*** Data records

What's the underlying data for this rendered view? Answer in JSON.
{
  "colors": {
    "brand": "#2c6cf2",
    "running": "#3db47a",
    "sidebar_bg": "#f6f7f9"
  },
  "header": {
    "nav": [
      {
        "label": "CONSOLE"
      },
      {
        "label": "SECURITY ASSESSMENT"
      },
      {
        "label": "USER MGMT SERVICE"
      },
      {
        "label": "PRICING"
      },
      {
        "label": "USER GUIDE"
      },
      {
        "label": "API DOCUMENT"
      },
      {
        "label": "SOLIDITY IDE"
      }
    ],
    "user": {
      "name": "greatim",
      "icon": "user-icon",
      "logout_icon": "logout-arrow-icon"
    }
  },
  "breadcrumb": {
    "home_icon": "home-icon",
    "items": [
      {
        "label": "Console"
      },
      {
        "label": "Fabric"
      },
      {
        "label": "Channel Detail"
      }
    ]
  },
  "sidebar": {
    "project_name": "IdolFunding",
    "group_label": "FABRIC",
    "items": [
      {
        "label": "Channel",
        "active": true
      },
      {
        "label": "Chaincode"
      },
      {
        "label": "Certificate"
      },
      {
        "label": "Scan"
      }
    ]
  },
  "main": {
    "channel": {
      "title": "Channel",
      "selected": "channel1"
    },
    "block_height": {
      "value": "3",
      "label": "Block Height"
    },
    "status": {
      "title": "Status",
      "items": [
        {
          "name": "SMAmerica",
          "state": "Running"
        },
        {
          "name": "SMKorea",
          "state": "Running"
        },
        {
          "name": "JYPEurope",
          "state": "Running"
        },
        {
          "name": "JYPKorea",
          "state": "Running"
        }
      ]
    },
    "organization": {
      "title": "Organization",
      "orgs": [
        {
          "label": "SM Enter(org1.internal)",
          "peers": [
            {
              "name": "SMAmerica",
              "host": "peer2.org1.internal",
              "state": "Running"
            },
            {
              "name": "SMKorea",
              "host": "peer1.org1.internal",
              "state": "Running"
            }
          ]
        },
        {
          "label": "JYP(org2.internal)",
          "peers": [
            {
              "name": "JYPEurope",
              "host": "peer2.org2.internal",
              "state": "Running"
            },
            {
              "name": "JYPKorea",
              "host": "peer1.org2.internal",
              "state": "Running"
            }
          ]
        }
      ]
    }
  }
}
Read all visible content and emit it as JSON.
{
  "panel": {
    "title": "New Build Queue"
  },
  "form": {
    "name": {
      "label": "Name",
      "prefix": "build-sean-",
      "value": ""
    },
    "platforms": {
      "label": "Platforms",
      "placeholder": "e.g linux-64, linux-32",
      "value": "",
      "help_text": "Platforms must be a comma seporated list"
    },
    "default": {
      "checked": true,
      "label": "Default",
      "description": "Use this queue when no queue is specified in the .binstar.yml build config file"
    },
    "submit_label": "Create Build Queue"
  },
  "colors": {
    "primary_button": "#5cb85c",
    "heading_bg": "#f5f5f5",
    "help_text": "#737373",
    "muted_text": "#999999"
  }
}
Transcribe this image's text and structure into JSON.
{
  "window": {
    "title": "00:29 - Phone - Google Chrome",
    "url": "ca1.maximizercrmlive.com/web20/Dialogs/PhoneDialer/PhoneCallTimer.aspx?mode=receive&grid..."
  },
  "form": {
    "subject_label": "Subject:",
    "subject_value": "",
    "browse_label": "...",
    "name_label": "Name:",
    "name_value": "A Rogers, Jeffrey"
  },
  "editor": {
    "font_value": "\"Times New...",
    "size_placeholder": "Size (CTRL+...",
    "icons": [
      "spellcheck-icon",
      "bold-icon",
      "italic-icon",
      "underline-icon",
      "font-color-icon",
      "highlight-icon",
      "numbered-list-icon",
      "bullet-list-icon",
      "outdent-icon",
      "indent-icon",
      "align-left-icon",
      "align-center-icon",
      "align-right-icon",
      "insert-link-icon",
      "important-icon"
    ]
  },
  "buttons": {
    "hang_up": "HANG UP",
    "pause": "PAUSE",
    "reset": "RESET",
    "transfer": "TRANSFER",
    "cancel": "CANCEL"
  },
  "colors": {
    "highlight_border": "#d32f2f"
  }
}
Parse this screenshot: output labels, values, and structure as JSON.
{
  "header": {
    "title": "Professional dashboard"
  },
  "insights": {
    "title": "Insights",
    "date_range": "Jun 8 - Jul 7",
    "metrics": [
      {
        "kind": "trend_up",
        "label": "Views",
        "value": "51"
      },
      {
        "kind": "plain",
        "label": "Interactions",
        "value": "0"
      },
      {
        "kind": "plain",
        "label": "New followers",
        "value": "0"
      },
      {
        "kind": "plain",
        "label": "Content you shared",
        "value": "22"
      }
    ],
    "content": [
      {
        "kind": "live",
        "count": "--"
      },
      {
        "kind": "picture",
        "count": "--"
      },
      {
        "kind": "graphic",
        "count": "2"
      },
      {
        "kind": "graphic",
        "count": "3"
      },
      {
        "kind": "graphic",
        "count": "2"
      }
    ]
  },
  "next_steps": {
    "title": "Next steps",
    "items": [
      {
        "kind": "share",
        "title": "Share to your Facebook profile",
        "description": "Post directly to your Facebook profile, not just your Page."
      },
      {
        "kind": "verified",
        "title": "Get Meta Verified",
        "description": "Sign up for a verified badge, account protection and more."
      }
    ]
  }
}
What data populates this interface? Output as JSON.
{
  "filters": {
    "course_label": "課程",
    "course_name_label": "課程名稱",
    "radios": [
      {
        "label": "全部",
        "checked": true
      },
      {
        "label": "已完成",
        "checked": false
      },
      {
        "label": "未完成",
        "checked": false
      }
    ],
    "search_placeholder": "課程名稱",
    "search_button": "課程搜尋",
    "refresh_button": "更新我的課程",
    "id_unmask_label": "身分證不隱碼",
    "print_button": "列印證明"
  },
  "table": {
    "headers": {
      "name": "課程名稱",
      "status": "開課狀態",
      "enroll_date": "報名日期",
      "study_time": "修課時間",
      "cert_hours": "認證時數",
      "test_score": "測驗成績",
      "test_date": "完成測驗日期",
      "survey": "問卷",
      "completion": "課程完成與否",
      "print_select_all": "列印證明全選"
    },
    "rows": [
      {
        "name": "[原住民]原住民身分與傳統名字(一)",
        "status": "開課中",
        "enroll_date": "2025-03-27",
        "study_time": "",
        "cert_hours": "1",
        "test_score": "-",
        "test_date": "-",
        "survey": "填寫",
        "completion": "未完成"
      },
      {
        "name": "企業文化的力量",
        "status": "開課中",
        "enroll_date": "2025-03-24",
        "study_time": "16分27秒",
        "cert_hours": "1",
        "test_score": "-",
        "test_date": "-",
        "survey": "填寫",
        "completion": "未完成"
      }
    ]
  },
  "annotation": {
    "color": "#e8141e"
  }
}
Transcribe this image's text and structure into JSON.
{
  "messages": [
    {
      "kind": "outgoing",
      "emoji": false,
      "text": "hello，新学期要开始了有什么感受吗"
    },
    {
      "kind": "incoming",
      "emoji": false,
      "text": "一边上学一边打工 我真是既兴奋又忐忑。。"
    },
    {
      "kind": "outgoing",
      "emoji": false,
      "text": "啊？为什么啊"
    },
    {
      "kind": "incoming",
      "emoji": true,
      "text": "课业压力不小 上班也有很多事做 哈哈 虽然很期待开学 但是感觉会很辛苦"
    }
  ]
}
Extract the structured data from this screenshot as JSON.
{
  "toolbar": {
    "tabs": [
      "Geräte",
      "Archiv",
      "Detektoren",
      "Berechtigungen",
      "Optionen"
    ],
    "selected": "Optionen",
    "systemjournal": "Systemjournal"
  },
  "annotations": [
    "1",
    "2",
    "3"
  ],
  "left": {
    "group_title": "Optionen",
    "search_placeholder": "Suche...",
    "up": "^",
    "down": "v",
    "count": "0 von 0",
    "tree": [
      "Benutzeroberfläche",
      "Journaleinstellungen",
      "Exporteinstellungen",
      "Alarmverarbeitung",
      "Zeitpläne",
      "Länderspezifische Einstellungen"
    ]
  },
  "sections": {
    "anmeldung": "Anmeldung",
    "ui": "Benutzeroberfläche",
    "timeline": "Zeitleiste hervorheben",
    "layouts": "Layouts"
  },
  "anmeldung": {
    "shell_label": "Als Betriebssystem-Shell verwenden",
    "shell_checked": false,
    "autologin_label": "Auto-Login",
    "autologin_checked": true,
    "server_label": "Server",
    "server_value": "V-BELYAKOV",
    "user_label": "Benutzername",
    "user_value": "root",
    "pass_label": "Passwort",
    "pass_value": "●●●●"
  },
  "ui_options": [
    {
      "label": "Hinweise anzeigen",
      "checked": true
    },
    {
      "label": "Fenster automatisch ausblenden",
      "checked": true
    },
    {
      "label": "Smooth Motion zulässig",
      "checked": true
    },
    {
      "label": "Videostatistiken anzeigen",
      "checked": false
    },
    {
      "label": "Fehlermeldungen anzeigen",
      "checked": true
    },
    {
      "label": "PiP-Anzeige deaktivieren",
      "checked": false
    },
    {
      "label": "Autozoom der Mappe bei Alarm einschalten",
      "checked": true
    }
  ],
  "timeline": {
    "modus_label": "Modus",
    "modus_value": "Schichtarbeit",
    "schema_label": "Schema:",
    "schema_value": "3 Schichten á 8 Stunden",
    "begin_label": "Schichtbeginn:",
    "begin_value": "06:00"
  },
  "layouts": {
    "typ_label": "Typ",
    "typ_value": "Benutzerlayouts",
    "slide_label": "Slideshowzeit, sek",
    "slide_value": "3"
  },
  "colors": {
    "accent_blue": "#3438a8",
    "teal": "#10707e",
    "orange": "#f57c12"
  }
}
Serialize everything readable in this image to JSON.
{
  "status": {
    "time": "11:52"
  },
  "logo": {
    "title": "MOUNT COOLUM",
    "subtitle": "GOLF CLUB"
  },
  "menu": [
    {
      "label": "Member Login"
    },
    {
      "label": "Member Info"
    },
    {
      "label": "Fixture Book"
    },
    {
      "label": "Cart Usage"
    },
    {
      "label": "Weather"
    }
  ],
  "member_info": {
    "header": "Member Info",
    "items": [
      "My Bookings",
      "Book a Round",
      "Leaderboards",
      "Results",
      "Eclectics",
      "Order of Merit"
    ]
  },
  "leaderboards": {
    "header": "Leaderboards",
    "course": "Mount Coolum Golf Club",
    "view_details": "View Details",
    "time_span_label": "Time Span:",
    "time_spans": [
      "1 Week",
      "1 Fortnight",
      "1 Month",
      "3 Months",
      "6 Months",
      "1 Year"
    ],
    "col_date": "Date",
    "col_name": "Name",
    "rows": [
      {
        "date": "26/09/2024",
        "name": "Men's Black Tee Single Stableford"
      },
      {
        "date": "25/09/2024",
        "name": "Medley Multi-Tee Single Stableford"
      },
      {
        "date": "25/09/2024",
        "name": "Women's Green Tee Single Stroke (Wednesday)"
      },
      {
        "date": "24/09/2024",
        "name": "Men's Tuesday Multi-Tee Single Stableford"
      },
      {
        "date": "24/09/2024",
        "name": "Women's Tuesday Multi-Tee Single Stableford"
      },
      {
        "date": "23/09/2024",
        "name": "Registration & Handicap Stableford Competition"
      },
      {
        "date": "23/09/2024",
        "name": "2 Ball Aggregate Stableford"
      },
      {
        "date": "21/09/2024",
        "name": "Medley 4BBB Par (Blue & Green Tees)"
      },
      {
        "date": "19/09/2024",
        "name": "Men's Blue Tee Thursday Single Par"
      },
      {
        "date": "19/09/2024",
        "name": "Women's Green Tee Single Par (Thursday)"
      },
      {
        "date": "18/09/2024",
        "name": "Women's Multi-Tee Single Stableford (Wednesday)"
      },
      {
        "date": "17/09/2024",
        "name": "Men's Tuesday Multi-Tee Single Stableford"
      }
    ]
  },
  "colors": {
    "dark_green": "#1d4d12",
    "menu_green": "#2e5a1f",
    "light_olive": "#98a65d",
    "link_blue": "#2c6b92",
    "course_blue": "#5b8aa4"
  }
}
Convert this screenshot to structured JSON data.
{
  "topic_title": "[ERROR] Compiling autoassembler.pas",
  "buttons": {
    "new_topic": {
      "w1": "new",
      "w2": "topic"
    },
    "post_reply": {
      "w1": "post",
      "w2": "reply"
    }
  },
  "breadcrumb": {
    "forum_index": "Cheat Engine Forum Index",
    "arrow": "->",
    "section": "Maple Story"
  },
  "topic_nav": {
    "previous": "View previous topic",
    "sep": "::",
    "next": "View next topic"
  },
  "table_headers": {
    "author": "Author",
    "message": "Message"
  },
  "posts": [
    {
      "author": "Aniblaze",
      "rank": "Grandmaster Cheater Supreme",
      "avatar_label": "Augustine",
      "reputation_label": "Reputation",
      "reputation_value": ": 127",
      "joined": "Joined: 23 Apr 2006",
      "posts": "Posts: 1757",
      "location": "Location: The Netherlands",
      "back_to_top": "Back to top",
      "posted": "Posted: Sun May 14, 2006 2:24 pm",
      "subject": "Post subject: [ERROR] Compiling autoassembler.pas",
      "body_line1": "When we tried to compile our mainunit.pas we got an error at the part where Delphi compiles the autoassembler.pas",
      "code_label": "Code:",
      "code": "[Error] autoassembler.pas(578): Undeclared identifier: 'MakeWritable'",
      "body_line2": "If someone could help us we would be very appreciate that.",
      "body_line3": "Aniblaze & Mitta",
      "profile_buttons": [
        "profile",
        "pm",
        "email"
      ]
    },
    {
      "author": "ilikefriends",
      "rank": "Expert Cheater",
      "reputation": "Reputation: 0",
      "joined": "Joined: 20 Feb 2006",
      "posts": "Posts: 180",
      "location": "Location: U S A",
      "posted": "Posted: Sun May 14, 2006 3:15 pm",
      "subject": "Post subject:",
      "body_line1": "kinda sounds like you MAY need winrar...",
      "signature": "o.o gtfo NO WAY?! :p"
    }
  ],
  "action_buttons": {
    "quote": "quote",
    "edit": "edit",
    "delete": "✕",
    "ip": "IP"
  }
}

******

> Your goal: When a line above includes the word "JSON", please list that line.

> Output below:
What's the underlying data for this rendered view? Answer in JSON.
Read all visible content and emit it as JSON.
Transcribe this image's text and structure into JSON.
Parse this screenshot: output labels, values, and structure as JSON.
What data populates this interface? Output as JSON.
Transcribe this image's text and structure into JSON.
Extract the structured data from this screenshot as JSON.
Serialize everything readable in this image to JSON.
Convert this screenshot to structured JSON data.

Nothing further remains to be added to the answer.